OAKLAND -- By the end of this year, Oakland expects to have outfitted all 30,000 overhead streetlights with brighter energy-efficient bulbs -- an upgrade city officials said should help reduce crime and electricity bills.
The $14.8 million project is already underway in East Oakland, where more than 1,000 bulbs have been replaced.
"This is extremely important," Councilman Larry Reid said Tuesday as a crew replaced bulbs in his district at 98th Avenue and MacArthur Boulevard. "If you come out here at night and you drive this corridor you see how dark it is."
The LED lights being installed use about half the energy of their predecessors and are designed to disperse light throughout the street. The bulbs produce about 10 times more light between the light poles, said Kristian Reyes, of Graybar, a St. Louis-based firm that is working on the project. He estimated the lights would save Oakland about $1.4 million per year on electricity costs.
Several major cities have begun converting to LED streetlights, but Oakland is sprinting to replace its entire inventory within about eight months. The city borrowed money to pay for the installation and plans to repay the debt through savings on energy costs. It also will get nearly $3 million in rebates from PG&E.
Elsewhere in the Bay Area, Hayward is converting its streetlights to LED bulbs, and San Jose has an agreement with Chevron to do the same.
For many cities, energy savings is reason alone to make the switch, but in Oakland where robberies increased 29 percent last year, there is hope that brighter streets will deter crime.
"Maybe the community will get out and walk the streets a little more," said Fred MacKay, an East Oakland resident and construction manager.
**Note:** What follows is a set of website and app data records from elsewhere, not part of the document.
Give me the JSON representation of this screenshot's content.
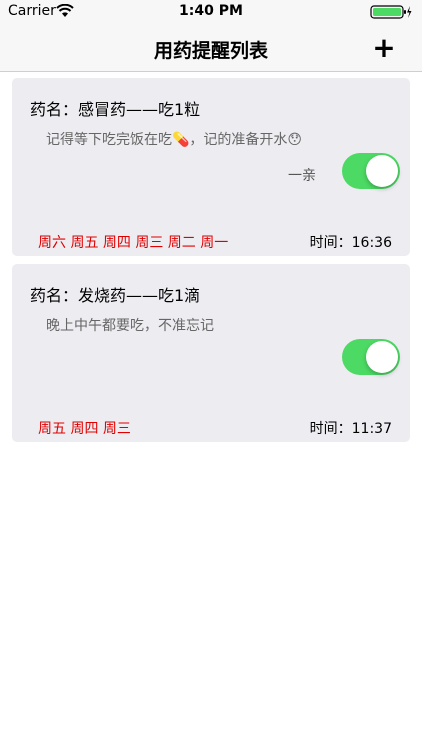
{
  "status_bar": {
    "carrier": "Carrier",
    "time": "1:40 PM"
  },
  "nav": {
    "title": "用药提醒列表",
    "add_label": "+"
  },
  "reminders": [
    {
      "title": "药名：感冒药——吃1粒",
      "note": "记得等下吃完饭在吃💊，记的准备开水😯",
      "sender": "一亲",
      "enabled": true,
      "days": "周六 周五 周四 周三 周二 周一",
      "time": "时间：16:36"
    },
    {
      "title": "药名：发烧药——吃1滴",
      "note": "晚上中午都要吃，不准忘记",
      "sender": "",
      "enabled": true,
      "days": "周五 周四 周三",
      "time": "时间：11:37"
    }
  ],
  "colors": {
    "toggle_on": "#4cd964",
    "days_text": "#e00000",
    "card_bg": "#ececf1"
  }
}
Councilwoman Desley Brooks had pushed most forcefully for improved lighting. At a Tuesday morning news conference, also attended by Mayor Jean Quan, she thanked residents who also lobbied for the project. "If we all work together, we can make a change in this community," she said. "And that is what you see here today."
Contact Matthew Artz at 510-208-6435.